"""

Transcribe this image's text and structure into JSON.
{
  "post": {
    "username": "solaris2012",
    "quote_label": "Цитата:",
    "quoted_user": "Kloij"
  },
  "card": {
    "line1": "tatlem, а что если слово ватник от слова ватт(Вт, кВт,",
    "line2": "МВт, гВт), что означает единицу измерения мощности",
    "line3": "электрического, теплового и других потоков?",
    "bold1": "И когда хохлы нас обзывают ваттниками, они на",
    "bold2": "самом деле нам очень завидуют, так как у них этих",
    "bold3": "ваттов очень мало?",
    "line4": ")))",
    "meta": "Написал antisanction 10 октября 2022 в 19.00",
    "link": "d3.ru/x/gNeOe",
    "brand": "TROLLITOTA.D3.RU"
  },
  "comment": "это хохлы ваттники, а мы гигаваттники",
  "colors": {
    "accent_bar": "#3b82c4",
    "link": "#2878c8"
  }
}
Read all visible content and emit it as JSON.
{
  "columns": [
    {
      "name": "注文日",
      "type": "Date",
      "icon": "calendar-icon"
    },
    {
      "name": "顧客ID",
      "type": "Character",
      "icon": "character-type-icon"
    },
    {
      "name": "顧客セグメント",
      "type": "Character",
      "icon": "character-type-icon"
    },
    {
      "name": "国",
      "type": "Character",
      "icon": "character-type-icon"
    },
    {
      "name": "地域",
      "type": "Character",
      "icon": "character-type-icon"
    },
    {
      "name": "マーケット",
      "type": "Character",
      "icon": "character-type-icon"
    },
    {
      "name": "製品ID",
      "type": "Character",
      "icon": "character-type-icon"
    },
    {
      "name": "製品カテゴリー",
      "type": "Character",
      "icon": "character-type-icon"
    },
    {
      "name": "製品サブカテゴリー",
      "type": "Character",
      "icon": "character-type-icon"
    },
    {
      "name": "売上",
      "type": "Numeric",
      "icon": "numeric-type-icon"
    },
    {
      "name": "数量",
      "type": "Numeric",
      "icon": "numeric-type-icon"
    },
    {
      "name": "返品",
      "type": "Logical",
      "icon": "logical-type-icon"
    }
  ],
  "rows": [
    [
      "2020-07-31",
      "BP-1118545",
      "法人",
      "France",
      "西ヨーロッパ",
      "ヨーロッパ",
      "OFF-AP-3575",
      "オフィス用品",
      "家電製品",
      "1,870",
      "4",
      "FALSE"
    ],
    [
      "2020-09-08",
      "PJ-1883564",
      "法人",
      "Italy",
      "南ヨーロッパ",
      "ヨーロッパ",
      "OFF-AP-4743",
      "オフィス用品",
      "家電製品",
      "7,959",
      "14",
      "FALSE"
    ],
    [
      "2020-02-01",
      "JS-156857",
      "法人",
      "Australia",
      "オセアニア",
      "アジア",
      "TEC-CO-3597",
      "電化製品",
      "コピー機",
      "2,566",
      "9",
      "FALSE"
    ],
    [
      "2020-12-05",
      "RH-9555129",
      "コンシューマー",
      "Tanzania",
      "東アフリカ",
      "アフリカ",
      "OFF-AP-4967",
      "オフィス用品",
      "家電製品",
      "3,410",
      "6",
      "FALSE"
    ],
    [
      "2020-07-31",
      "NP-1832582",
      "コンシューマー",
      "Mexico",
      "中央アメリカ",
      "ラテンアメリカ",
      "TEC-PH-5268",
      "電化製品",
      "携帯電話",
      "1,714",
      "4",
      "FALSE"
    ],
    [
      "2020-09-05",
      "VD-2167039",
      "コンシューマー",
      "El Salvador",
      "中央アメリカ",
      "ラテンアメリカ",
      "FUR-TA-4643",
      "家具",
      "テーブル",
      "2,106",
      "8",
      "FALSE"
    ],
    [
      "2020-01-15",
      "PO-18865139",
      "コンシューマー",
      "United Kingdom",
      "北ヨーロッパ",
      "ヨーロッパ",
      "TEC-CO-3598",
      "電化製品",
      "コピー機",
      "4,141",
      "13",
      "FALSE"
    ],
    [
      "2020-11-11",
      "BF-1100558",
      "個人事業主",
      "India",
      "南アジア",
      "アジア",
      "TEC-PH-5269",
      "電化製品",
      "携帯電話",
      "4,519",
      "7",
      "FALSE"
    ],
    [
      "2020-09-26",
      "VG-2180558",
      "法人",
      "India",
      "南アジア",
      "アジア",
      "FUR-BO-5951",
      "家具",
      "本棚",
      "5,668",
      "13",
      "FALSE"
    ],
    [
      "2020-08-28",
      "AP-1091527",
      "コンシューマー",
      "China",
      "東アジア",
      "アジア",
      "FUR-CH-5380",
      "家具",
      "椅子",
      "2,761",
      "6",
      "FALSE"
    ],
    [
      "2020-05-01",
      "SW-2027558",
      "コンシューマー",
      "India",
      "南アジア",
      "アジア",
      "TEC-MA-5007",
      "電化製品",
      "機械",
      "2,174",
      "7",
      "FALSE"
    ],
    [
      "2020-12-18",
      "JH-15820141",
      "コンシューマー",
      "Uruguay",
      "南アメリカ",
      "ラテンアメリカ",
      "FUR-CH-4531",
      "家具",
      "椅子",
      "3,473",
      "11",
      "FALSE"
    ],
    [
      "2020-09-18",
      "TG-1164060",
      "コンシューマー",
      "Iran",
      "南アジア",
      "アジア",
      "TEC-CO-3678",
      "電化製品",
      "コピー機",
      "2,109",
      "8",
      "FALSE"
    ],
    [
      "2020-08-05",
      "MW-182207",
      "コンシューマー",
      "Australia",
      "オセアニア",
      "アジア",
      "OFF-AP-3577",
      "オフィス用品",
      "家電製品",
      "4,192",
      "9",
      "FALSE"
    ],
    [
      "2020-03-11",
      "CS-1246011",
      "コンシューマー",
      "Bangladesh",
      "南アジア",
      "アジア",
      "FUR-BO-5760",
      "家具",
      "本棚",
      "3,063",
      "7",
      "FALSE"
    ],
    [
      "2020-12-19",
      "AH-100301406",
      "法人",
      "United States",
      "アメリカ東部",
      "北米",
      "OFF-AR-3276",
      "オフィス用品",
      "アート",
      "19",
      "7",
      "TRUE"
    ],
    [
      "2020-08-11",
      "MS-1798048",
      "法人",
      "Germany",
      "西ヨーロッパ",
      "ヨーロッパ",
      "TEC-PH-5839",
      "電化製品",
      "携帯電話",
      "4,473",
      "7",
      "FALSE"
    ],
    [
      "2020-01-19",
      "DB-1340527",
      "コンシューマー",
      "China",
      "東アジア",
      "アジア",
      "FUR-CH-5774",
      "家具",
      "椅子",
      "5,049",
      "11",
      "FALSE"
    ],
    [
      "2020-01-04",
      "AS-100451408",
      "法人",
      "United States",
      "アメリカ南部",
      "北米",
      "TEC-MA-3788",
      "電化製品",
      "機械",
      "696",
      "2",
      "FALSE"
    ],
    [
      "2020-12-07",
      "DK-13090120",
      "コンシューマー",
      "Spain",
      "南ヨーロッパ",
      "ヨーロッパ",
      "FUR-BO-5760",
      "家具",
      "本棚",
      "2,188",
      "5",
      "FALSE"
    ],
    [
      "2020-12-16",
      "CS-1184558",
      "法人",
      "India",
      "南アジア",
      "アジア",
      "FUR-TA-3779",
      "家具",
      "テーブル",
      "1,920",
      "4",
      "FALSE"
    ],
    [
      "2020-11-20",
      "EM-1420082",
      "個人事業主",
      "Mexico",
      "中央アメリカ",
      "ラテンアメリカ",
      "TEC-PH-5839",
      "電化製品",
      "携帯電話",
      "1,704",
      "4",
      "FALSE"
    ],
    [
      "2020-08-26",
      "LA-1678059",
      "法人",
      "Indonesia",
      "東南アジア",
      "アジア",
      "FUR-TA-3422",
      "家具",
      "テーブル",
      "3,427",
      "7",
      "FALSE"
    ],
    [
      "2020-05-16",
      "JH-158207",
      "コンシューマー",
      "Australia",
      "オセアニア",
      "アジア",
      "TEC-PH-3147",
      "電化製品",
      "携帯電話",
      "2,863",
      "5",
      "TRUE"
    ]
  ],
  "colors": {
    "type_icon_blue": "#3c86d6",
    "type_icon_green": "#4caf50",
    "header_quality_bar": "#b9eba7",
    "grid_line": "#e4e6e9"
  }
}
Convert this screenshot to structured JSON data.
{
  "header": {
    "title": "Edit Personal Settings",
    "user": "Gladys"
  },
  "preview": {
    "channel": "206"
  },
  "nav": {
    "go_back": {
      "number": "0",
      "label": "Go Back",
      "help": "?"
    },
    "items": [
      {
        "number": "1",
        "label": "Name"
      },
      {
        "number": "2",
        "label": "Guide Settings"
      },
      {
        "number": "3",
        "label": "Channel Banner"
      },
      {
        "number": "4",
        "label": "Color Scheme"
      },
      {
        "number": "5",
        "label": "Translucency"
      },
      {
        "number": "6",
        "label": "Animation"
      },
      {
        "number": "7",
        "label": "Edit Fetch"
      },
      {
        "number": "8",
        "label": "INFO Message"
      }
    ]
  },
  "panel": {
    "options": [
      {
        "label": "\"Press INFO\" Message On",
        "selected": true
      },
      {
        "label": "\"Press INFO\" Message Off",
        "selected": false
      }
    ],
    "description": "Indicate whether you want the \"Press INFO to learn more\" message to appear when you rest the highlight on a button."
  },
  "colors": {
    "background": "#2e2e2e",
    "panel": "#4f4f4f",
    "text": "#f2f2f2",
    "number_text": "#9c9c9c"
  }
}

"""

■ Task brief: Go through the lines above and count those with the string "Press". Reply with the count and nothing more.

■ Expected answer: 3